■ **Given information**
----

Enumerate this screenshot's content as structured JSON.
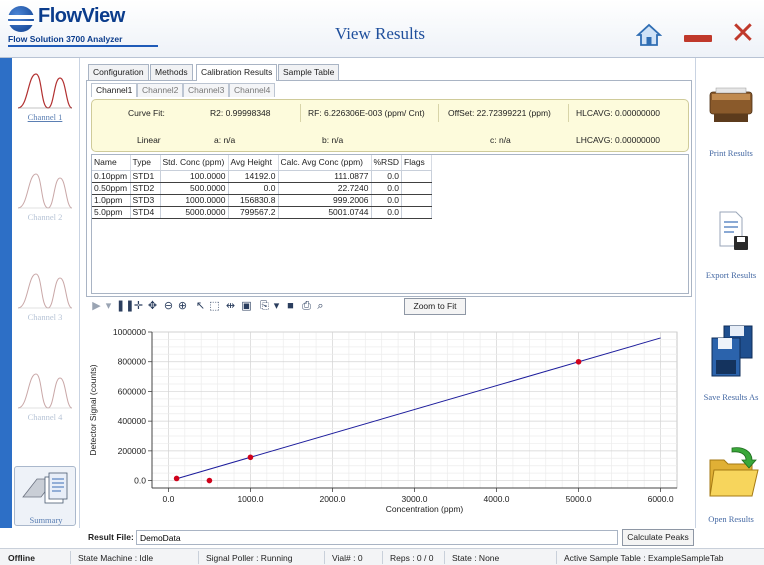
{
  "app": {
    "logo_name": "FlowView",
    "logo_subtitle": "Flow Solution 3700 Analyzer",
    "page_title": "View Results"
  },
  "left_sidebar": {
    "channels": [
      {
        "label": "Channel 1",
        "active": true
      },
      {
        "label": "Channel 2",
        "active": false
      },
      {
        "label": "Channel 3",
        "active": false
      },
      {
        "label": "Channel 4",
        "active": false
      }
    ],
    "summary_label": "Summary"
  },
  "right_sidebar": {
    "print_label": "Print Results",
    "export_label": "Export Results",
    "save_label": "Save Results As",
    "open_label": "Open Results"
  },
  "tabs": [
    "Configuration",
    "Methods",
    "Calibration Results",
    "Sample Table"
  ],
  "active_tab": "Calibration Results",
  "subtabs": [
    "Channel1",
    "Channel2",
    "Channel3",
    "Channel4"
  ],
  "active_subtab": "Channel1",
  "curve": {
    "curve_fit_label": "Curve Fit:",
    "curve_fit_value": "Linear",
    "r2": "R2: 0.99998348",
    "rf": "RF: 6.226306E-003 (ppm/ Cnt)",
    "offset": "OffSet: 22.72399221 (ppm)",
    "hlcavg": "HLCAVG: 0.00000000",
    "a": "a: n/a",
    "b": "b: n/a",
    "c": "c: n/a",
    "lhcavg": "LHCAVG: 0.00000000"
  },
  "table": {
    "columns": [
      "Name",
      "Type",
      "Std. Conc (ppm)",
      "Avg Height",
      "Calc. Avg Conc (ppm)",
      "%RSD",
      "Flags"
    ],
    "rows": [
      [
        "0.10ppm",
        "STD1",
        "100.0000",
        "14192.0",
        "111.0877",
        "0.0",
        ""
      ],
      [
        "0.50ppm",
        "STD2",
        "500.0000",
        "0.0",
        "22.7240",
        "0.0",
        ""
      ],
      [
        "1.0ppm",
        "STD3",
        "1000.0000",
        "156830.8",
        "999.2006",
        "0.0",
        ""
      ],
      [
        "5.0ppm",
        "STD4",
        "5000.0000",
        "799567.2",
        "5001.0744",
        "0.0",
        ""
      ]
    ]
  },
  "toolbar": {
    "zoom_to_fit": "Zoom to Fit"
  },
  "chart_data": {
    "type": "scatter",
    "xlabel": "Concentration (ppm)",
    "ylabel": "Detector Signal (counts)",
    "xlim": [
      -200,
      6200
    ],
    "ylim": [
      -50000,
      1000000
    ],
    "xticks": [
      0,
      1000,
      2000,
      3000,
      4000,
      5000,
      6000
    ],
    "xtick_labels": [
      "0.0",
      "1000.0",
      "2000.0",
      "3000.0",
      "4000.0",
      "5000.0",
      "6000.0"
    ],
    "yticks": [
      0,
      200000,
      400000,
      600000,
      800000,
      1000000
    ],
    "ytick_labels": [
      "0.0",
      "200000",
      "400000",
      "600000",
      "800000",
      "1000000"
    ],
    "grid": true,
    "points": [
      {
        "x": 100,
        "y": 14192
      },
      {
        "x": 500,
        "y": 0
      },
      {
        "x": 1000,
        "y": 156830.8
      },
      {
        "x": 5000,
        "y": 799567.2
      }
    ],
    "fit_line": {
      "x": [
        100,
        6000
      ],
      "y": [
        12411,
        960000
      ]
    },
    "point_color": "#d0021b",
    "line_color": "#1c1c9c"
  },
  "result_file": {
    "label": "Result File:",
    "value": "DemoData",
    "calc_button": "Calculate Peaks"
  },
  "status": {
    "connection": "Offline",
    "state_machine": "State Machine :  Idle",
    "signal_poller": "Signal Poller :  Running",
    "vial": "Vial# :  0",
    "reps": "Reps :  0 / 0",
    "state": "State :  None",
    "active_table": "Active Sample Table :  ExampleSampleTab"
  },
  "colors": {
    "accent": "#2d6fc6",
    "brand": "#0b3c8c",
    "close": "#c0392b"
  }
}
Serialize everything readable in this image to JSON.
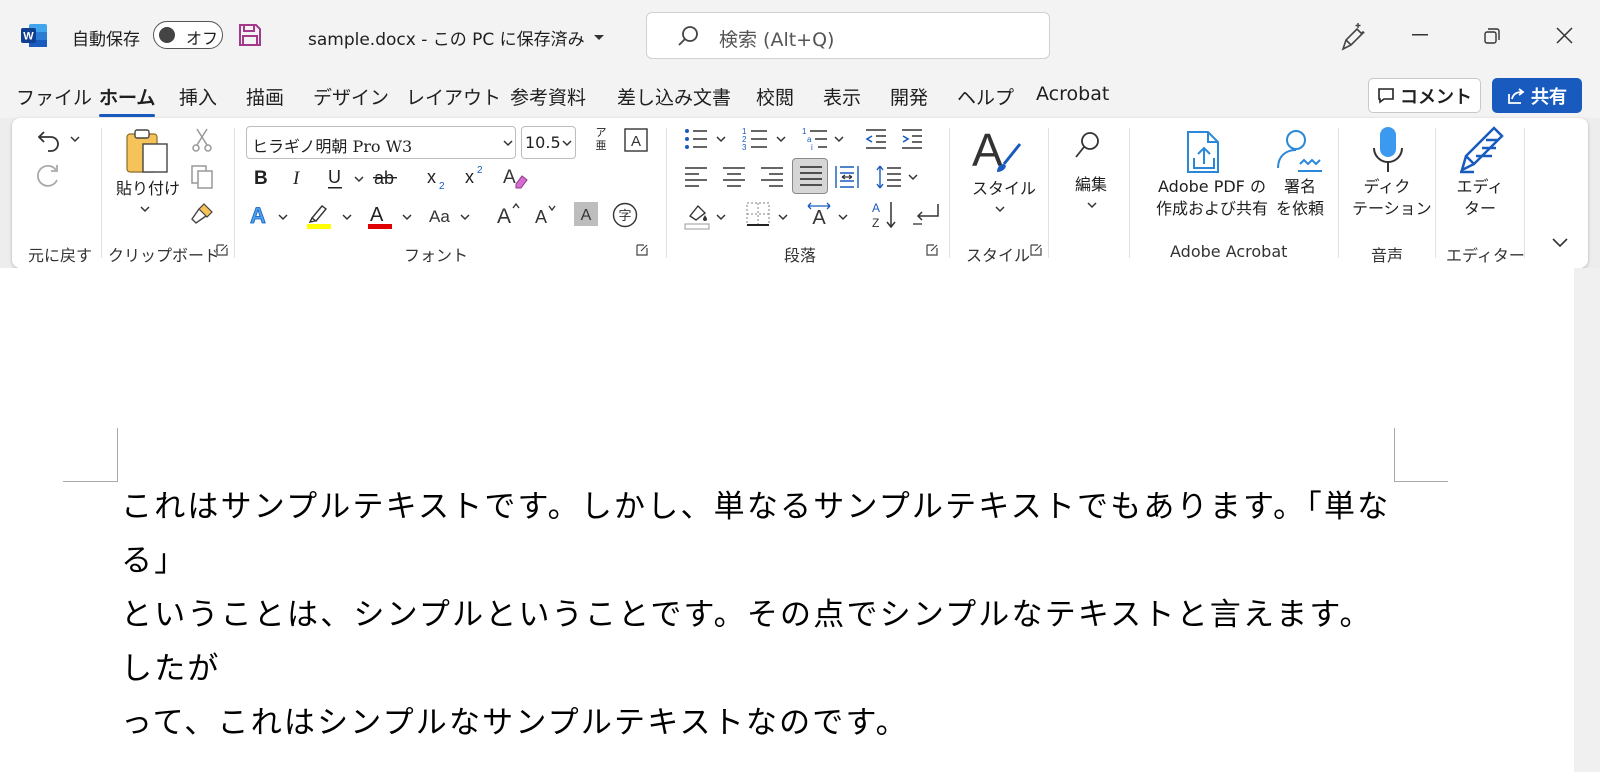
{
  "titlebar": {
    "autosave_label": "自動保存",
    "autosave_state": "オフ",
    "doc_title": "sample.docx - この PC に保存済み",
    "search_placeholder": "検索 (Alt+Q)"
  },
  "menu": {
    "tabs": [
      "ファイル",
      "ホーム",
      "挿入",
      "描画",
      "デザイン",
      "レイアウト",
      "参考資料",
      "差し込み文書",
      "校閲",
      "表示",
      "開発",
      "ヘルプ",
      "Acrobat"
    ],
    "active": "ホーム",
    "comment_label": "コメント",
    "share_label": "共有"
  },
  "ribbon": {
    "groups": {
      "undo": "元に戻す",
      "clipboard": "クリップボード",
      "font": "フォント",
      "paragraph": "段落",
      "styles": "スタイル",
      "adobe": "Adobe Acrobat",
      "voice": "音声",
      "editor": "エディター"
    },
    "paste_label": "貼り付け",
    "font_name": "ヒラギノ明朝 Pro W3",
    "font_size": "10.5",
    "ruby_top": "ア",
    "ruby_bottom": "亜",
    "styles_label": "スタイル",
    "edit_label": "編集",
    "adobe_pdf_line1": "Adobe PDF の",
    "adobe_pdf_line2": "作成および共有",
    "sign_line1": "署名",
    "sign_line2": "を依頼",
    "dictate_line1": "ディク",
    "dictate_line2": "テーション",
    "editor_line1": "エディ",
    "editor_line2": "ター",
    "phonetic_char": "字"
  },
  "document": {
    "lines": [
      "これはサンプルテキストです。しかし、単なるサンプルテキストでもあります。「単なる」",
      "ということは、シンプルということです。その点でシンプルなテキストと言えます。したが",
      "って、これはシンプルなサンプルテキストなのです。"
    ]
  },
  "colors": {
    "accent": "#185abd",
    "save_icon": "#a4388a",
    "highlight": "#ffff00",
    "font_color": "#e00000"
  }
}
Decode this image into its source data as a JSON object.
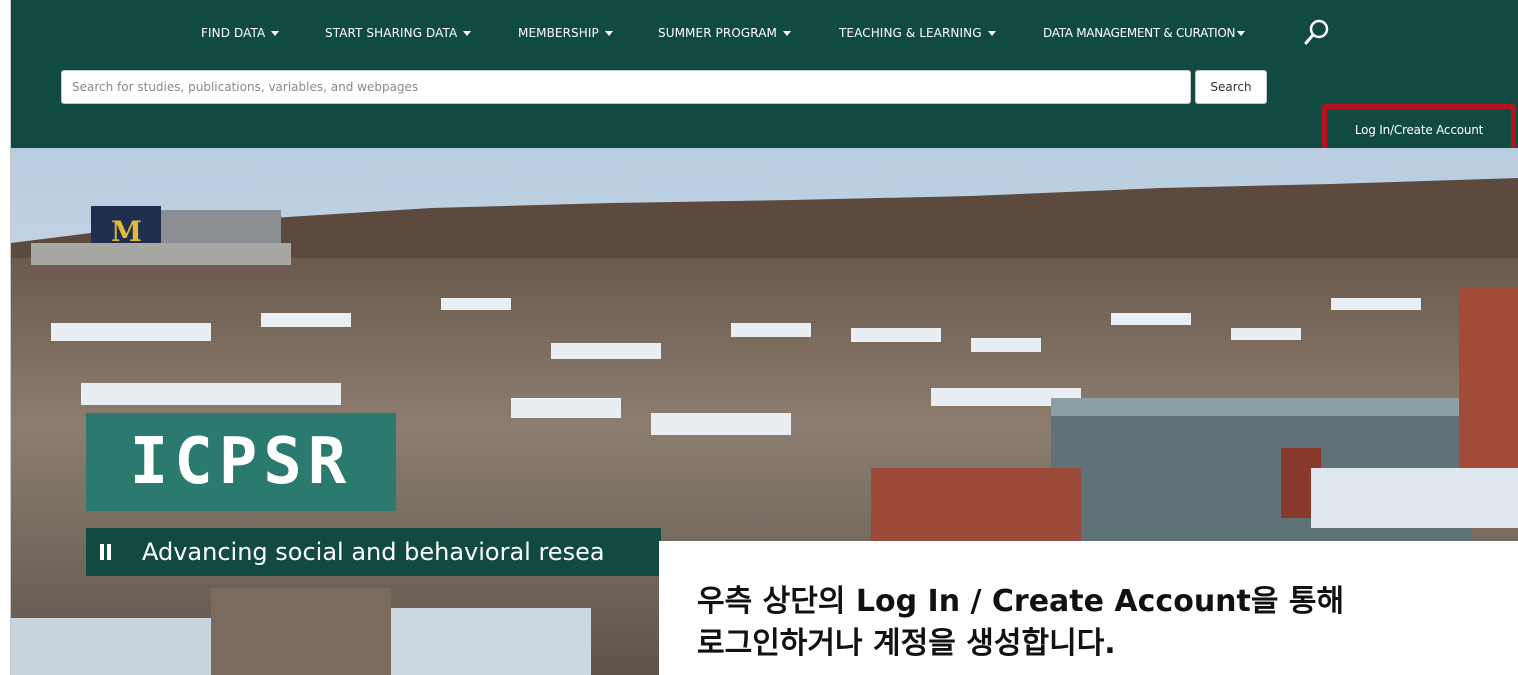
{
  "nav": {
    "items": [
      {
        "label": "FIND DATA"
      },
      {
        "label": "START SHARING DATA"
      },
      {
        "label": "MEMBERSHIP"
      },
      {
        "label": "SUMMER PROGRAM"
      },
      {
        "label": "TEACHING & LEARNING"
      },
      {
        "label": "DATA MANAGEMENT & CURATION"
      }
    ],
    "search_icon": "magnifier-icon"
  },
  "search": {
    "placeholder": "Search for studies, publications, variables, and webpages",
    "button_label": "Search"
  },
  "account": {
    "login_label": "Log In/Create Account",
    "highlight_color": "#b5121b"
  },
  "hero": {
    "logo_text": "ICPSR",
    "tagline": "Advancing social and behavioral resea",
    "pause_icon": "pause-icon",
    "caption_line1": "우측 상단의 Log In / Create Account을 통해",
    "caption_line2": "로그인하거나 계정을 생성합니다."
  },
  "colors": {
    "header_bg": "#114a40",
    "logo_bg": "#2a7a70"
  }
}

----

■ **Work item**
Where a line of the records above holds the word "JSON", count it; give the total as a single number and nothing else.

■ **Task result**
3